Click to Skip Ad
Closing in...

Nintendo says it won’t cut Wii U price despite slumping sales

Nintendo Wii U Price Cut

Nintendo (NTDOY) has a lot riding on its latest video game console, but sales have been slow thus far. Gamers have not responded to the bulky new GamePad controller, which could be considered the biggest point of differentiation on the Wii U. As a result, Nintendo recently slashed its sales outlook on Wii U consoles for the March quarter. Following some speculation that Nintendo might cut the price of the Wii U in an effort to bolster sales, the company confirmed alongside its third-quarter results that dropping the console’s price is not an option.

“With Wii U, we have taken a rather resolute stance in pricing it below its manufacturing cost, so we are not planning to perform a markdown,” the company said. “I would like to make this point absolutely clear.

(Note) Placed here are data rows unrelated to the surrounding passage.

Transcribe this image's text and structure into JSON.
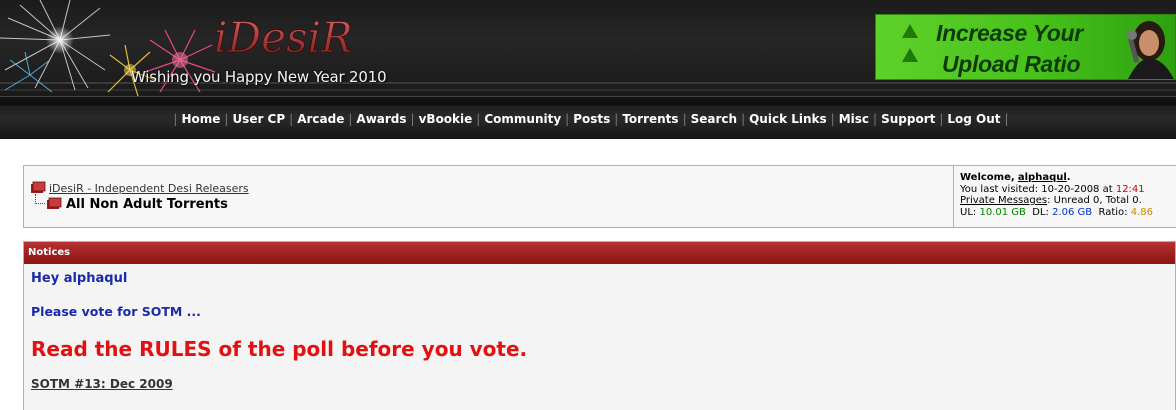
{
  "header": {
    "logo_text": "iDesiR",
    "tagline": "Wishing you Happy New Year 2010",
    "ad": {
      "line1": "Increase Your",
      "line2": "Upload Ratio"
    }
  },
  "nav": {
    "items": [
      "Home",
      "User CP",
      "Arcade",
      "Awards",
      "vBookie",
      "Community",
      "Posts",
      "Torrents",
      "Search",
      "Quick Links",
      "Misc",
      "Support",
      "Log Out"
    ],
    "separator": "|"
  },
  "breadcrumb": {
    "site_link": "iDesiR - Independent Desi Releasers",
    "page_title": "All Non Adult Torrents"
  },
  "welcome": {
    "greeting_label": "Welcome,",
    "username": "alphaqul",
    "last_visited_label": "You last visited:",
    "last_visited_date": "10-20-2008 at",
    "last_visited_time": "12:41",
    "pm_label": "Private Messages",
    "pm_status": ": Unread 0, Total 0.",
    "ul_label": "UL:",
    "ul_value": "10.01 GB",
    "dl_label": "DL:",
    "dl_value": "2.06 GB",
    "ratio_label": "Ratio:",
    "ratio_value": "4.86"
  },
  "notices": {
    "title": "Notices",
    "greeting": "Hey alphaqul",
    "vote": "Please vote for SOTM ...",
    "rules_prefix": "Read the ",
    "rules_keyword": "RULES",
    "rules_suffix": " of the poll before you vote.",
    "sotm_link": "SOTM #13: Dec 2009"
  },
  "colors": {
    "notices_header": "#9c1e1e",
    "notice_blue": "#1a2aa8",
    "notice_red": "#e21010",
    "ad_green": "#46c21a"
  }
}
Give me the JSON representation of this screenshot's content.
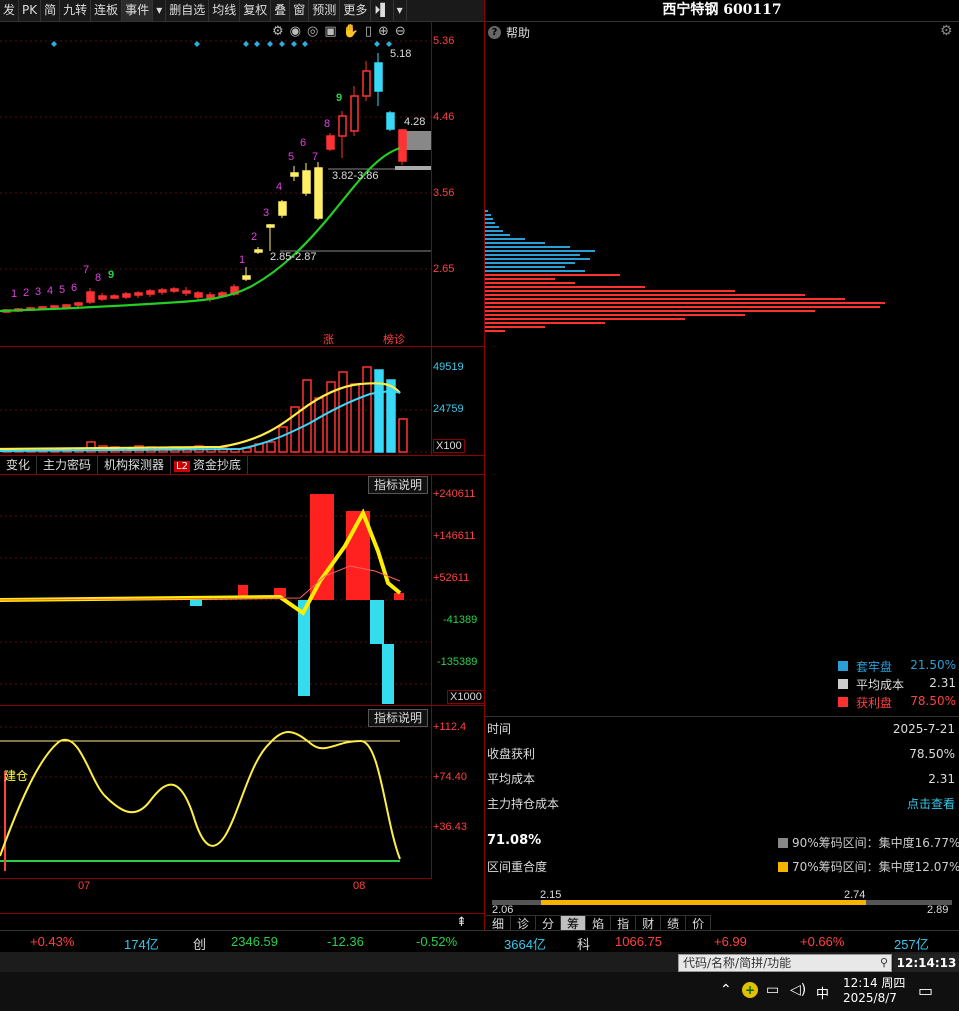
{
  "toolbar": {
    "items": [
      "发",
      "PK",
      "简",
      "九转",
      "连板",
      "事件",
      "▾",
      "删自选",
      "均线",
      "复权",
      "叠",
      "窗",
      "预测",
      "更多",
      "⏵▌",
      "▾"
    ]
  },
  "price_axis": [
    "5.36",
    "4.46",
    "3.56",
    "2.65"
  ],
  "price_annotations": {
    "high": "5.18",
    "last": "4.28",
    "range1": "3.82-3.86",
    "range2": "2.85-2.87",
    "badge1": "涨",
    "badge2": "榜诊"
  },
  "nine_turn_counts": [
    "1",
    "2",
    "3",
    "4",
    "5",
    "6",
    "7",
    "8",
    "9"
  ],
  "volume_axis": [
    "49519",
    "24759",
    "X100"
  ],
  "indicator_tabs": [
    "变化",
    "主力密码",
    "机构探测器",
    "L2",
    "资金抄底"
  ],
  "indicator_explain": "指标说明",
  "fund_axis": [
    "+240611",
    "+146611",
    "+52611",
    "-41389",
    "-135389",
    "X1000"
  ],
  "osc_axis": [
    "+112.4",
    "+74.40",
    "+36.43"
  ],
  "osc_marks": {
    "build": "建仓"
  },
  "date_axis": [
    "07",
    "08"
  ],
  "right_panel": {
    "title": "西宁特钢 600117",
    "help": "帮助",
    "legend": [
      {
        "label": "套牢盘",
        "value": "21.50%",
        "color": "#2a9fd6"
      },
      {
        "label": "平均成本",
        "value": "2.31",
        "color": "#cccccc"
      },
      {
        "label": "获利盘",
        "value": "78.50%",
        "color": "#ff3030"
      }
    ],
    "rows": [
      {
        "label": "时间",
        "value": "2025-7-21"
      },
      {
        "label": "收盘获利",
        "value": "78.50%"
      },
      {
        "label": "平均成本",
        "value": "2.31"
      },
      {
        "label": "主力持仓成本",
        "value": "点击查看"
      }
    ],
    "concentration": {
      "overlap_value": "71.08%",
      "overlap_label": "区间重合度",
      "c90": "90%筹码区间：集中度16.77%",
      "c70": "70%筹码区间：集中度12.07%"
    },
    "range_bar": {
      "min": "2.06",
      "max": "2.89",
      "lo": "2.15",
      "hi": "2.74"
    },
    "tabs": [
      "细",
      "诊",
      "分",
      "筹",
      "焰",
      "指",
      "财",
      "绩",
      "价"
    ]
  },
  "status": {
    "pct1": "+0.43%",
    "amt1": "174亿",
    "idx_name": "创",
    "idx_value": "2346.59",
    "idx_change": "-12.36",
    "idx_pct": "-0.52%",
    "amt2": "3664亿",
    "idx2_name": "科",
    "idx2_value": "1066.75",
    "idx2_change": "+6.99",
    "idx2_pct": "+0.66%",
    "amt3": "257亿"
  },
  "search": {
    "placeholder": "代码/名称/简拼/功能",
    "clock": "12:14:13"
  },
  "taskbar": {
    "time": "12:14 周四",
    "date": "2025/8/7",
    "ime": "中"
  }
}
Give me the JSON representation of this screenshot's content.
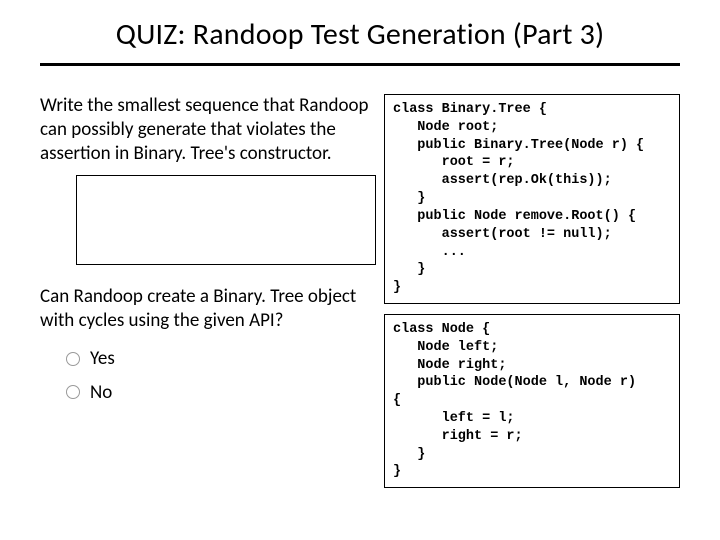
{
  "title": "QUIZ: Randoop Test Generation (Part 3)",
  "left": {
    "prompt1": "Write the smallest sequence that Randoop can possibly generate that violates the assertion in Binary. Tree's constructor.",
    "prompt2": "Can Randoop create a Binary. Tree object with cycles using the given API?",
    "options": {
      "yes": "Yes",
      "no": "No"
    }
  },
  "code": {
    "tree": "class Binary.Tree {\n   Node root;\n   public Binary.Tree(Node r) {\n      root = r;\n      assert(rep.Ok(this));\n   }\n   public Node remove.Root() {\n      assert(root != null);\n      ...\n   }\n}",
    "node": "class Node {\n   Node left;\n   Node right;\n   public Node(Node l, Node r)\n{\n      left = l;\n      right = r;\n   }\n}"
  }
}
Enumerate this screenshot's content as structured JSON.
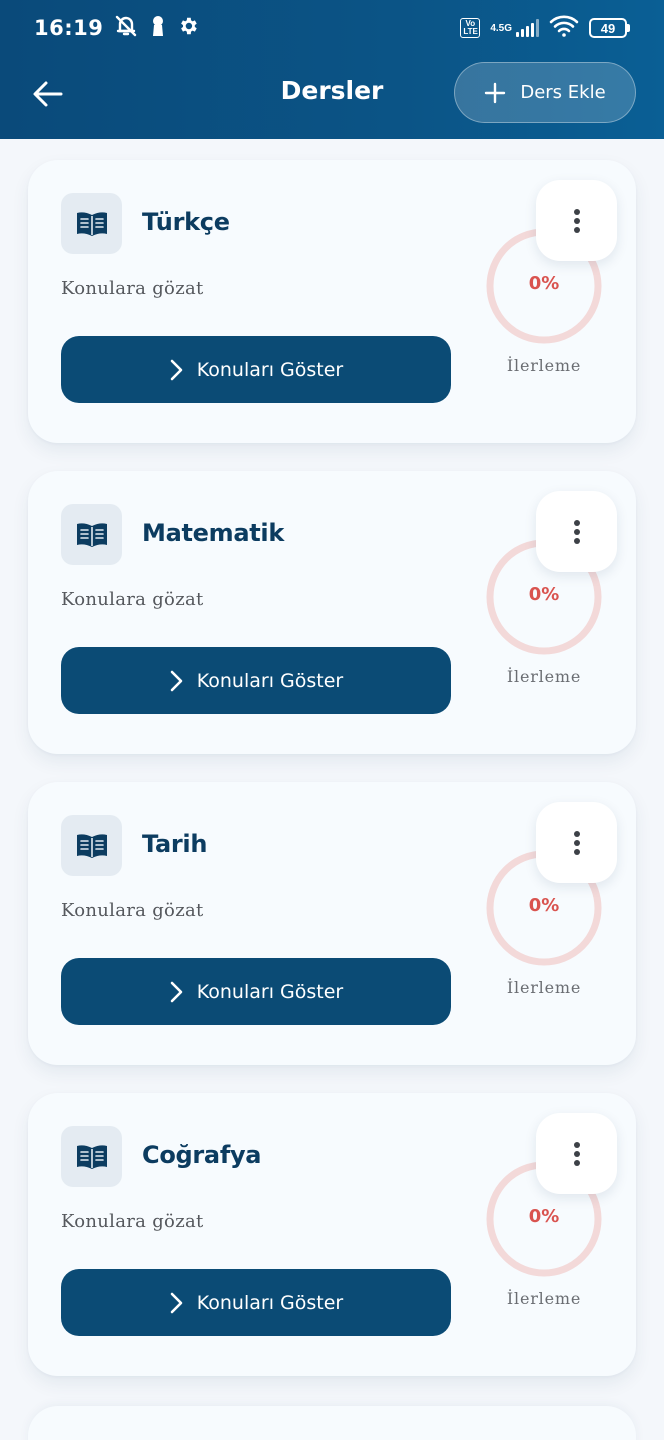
{
  "status_bar": {
    "time": "16:19",
    "network": "4.5G",
    "volte": "Vo LTE",
    "battery": "49"
  },
  "header": {
    "title": "Dersler",
    "add_button_label": "Ders Ekle"
  },
  "colors": {
    "header": "#0b5486",
    "primary_button": "#0b4b75",
    "title_text": "#0c3c60",
    "progress_text": "#d9534f",
    "progress_ring": "#f3d9d9"
  },
  "courses": [
    {
      "title": "Türkçe",
      "subtitle": "Konulara gözat",
      "button_label": "Konuları Göster",
      "progress_text": "0%",
      "progress_value": 0,
      "progress_label": "İlerleme"
    },
    {
      "title": "Matematik",
      "subtitle": "Konulara gözat",
      "button_label": "Konuları Göster",
      "progress_text": "0%",
      "progress_value": 0,
      "progress_label": "İlerleme"
    },
    {
      "title": "Tarih",
      "subtitle": "Konulara gözat",
      "button_label": "Konuları Göster",
      "progress_text": "0%",
      "progress_value": 0,
      "progress_label": "İlerleme"
    },
    {
      "title": "Coğrafya",
      "subtitle": "Konulara gözat",
      "button_label": "Konuları Göster",
      "progress_text": "0%",
      "progress_value": 0,
      "progress_label": "İlerleme"
    }
  ]
}
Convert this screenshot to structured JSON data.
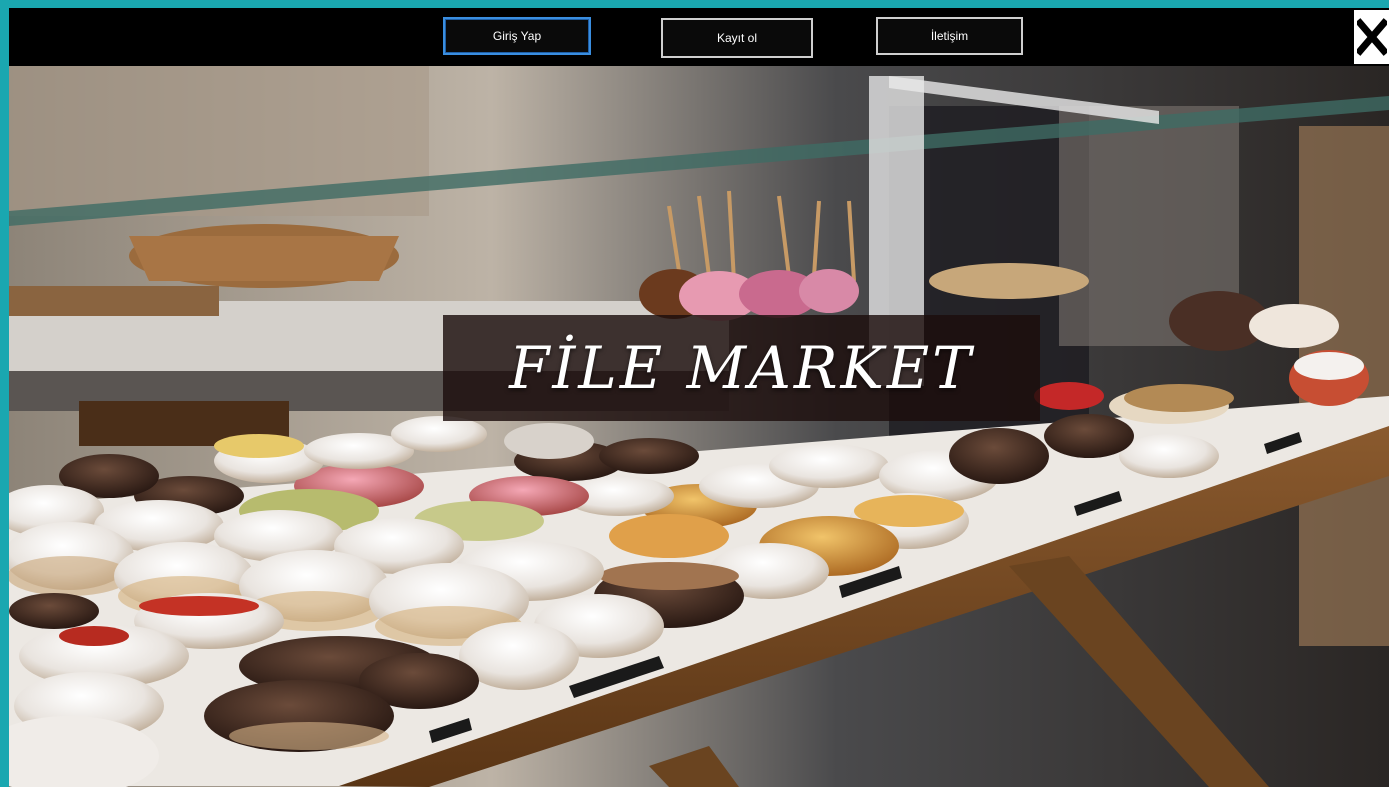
{
  "nav": {
    "login_label": "Giriş Yap",
    "register_label": "Kayıt ol",
    "contact_label": "İletişim"
  },
  "close": {
    "icon": "close-icon",
    "glyph": "X"
  },
  "banner": {
    "title": "FİLE MARKET"
  },
  "colors": {
    "frame": "#1aa7b0",
    "topbar": "#000000",
    "active_border": "#3a8ee0"
  }
}
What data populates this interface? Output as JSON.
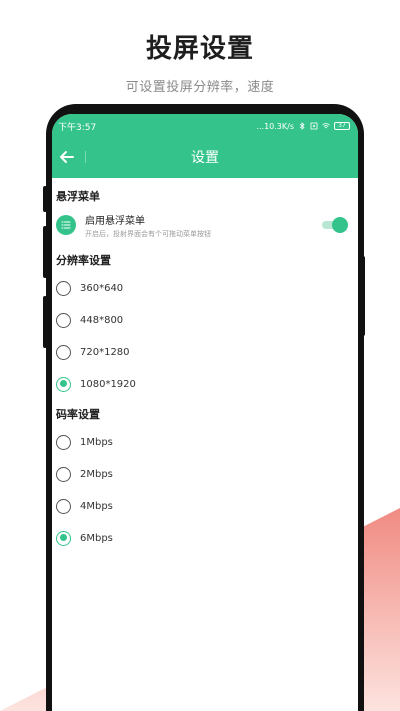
{
  "promo": {
    "title": "投屏设置",
    "subtitle": "可设置投屏分辨率，速度"
  },
  "status_bar": {
    "time": "下午3:57",
    "network_speed": "...10.3K/s",
    "icons": [
      "bluetooth-icon",
      "sim-icon",
      "wifi-icon",
      "battery-icon"
    ],
    "battery": "37"
  },
  "toolbar": {
    "back_icon": "back-arrow-icon",
    "title": "设置"
  },
  "float_menu": {
    "section_title": "悬浮菜单",
    "icon": "list-icon",
    "label": "启用悬浮菜单",
    "description": "开启后，投射界面会有个可拖动菜单按钮",
    "enabled": true
  },
  "resolution": {
    "section_title": "分辨率设置",
    "options": [
      {
        "label": "360*640",
        "checked": false
      },
      {
        "label": "448*800",
        "checked": false
      },
      {
        "label": "720*1280",
        "checked": false
      },
      {
        "label": "1080*1920",
        "checked": true
      }
    ]
  },
  "bitrate": {
    "section_title": "码率设置",
    "options": [
      {
        "label": "1Mbps",
        "checked": false
      },
      {
        "label": "2Mbps",
        "checked": false
      },
      {
        "label": "4Mbps",
        "checked": false
      },
      {
        "label": "6Mbps",
        "checked": true
      }
    ]
  },
  "colors": {
    "accent": "#34c48b",
    "accent_light": "#b7e6d3",
    "wedge_top": "#f08b82",
    "wedge_bottom": "#fde3df"
  }
}
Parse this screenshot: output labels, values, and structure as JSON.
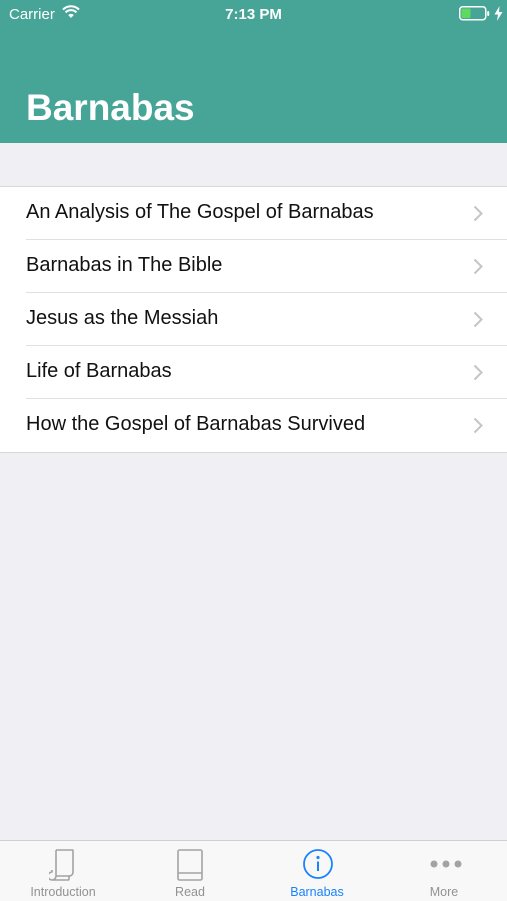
{
  "status_bar": {
    "carrier": "Carrier",
    "time": "7:13 PM"
  },
  "header": {
    "title": "Barnabas",
    "background_color": "#47a597"
  },
  "list": {
    "items": [
      {
        "label": "An Analysis of The Gospel of Barnabas"
      },
      {
        "label": "Barnabas in The Bible"
      },
      {
        "label": "Jesus as the Messiah"
      },
      {
        "label": "Life of Barnabas"
      },
      {
        "label": "How the Gospel of Barnabas Survived"
      }
    ]
  },
  "tab_bar": {
    "active_color": "#1a82fb",
    "inactive_color": "#929292",
    "tabs": [
      {
        "label": "Introduction",
        "icon": "scroll-icon",
        "active": false
      },
      {
        "label": "Read",
        "icon": "book-icon",
        "active": false
      },
      {
        "label": "Barnabas",
        "icon": "info-icon",
        "active": true
      },
      {
        "label": "More",
        "icon": "more-icon",
        "active": false
      }
    ]
  }
}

We are putting our lessons from Nintendo 3DS to good use, as I have already publicly stated. However, given that it has now become clear that we have not yet fully communicated the value of our product, we will try to do so before the software lineup is enhanced and at the same time work to enrich the software lineup which could make consumers understand the appeal of Wii U.”

Nintendo stands firm behind its new console, and the company says it will gain traction once consumers become more familiar with the new GamePad controller and other Wii U features.

Zach Epstein

Zach Epstein has been the Executive Editor at BGR for more than 10 years. He manages BGR’s editorial team and ensures that best practices are adhered to. He also oversees the Ecommerce team and directs the daily flow of all content.

Zach first joined BGR in 2007 as a Staff Writer covering business, technology, and entertainment. His work has been quoted by countless top news organizations, and he was recently named one of the world's top 10 “power mobile influencers” by Forbes. Prior to BGR, Zach worked as an executive in marketing and business development with two private telcos.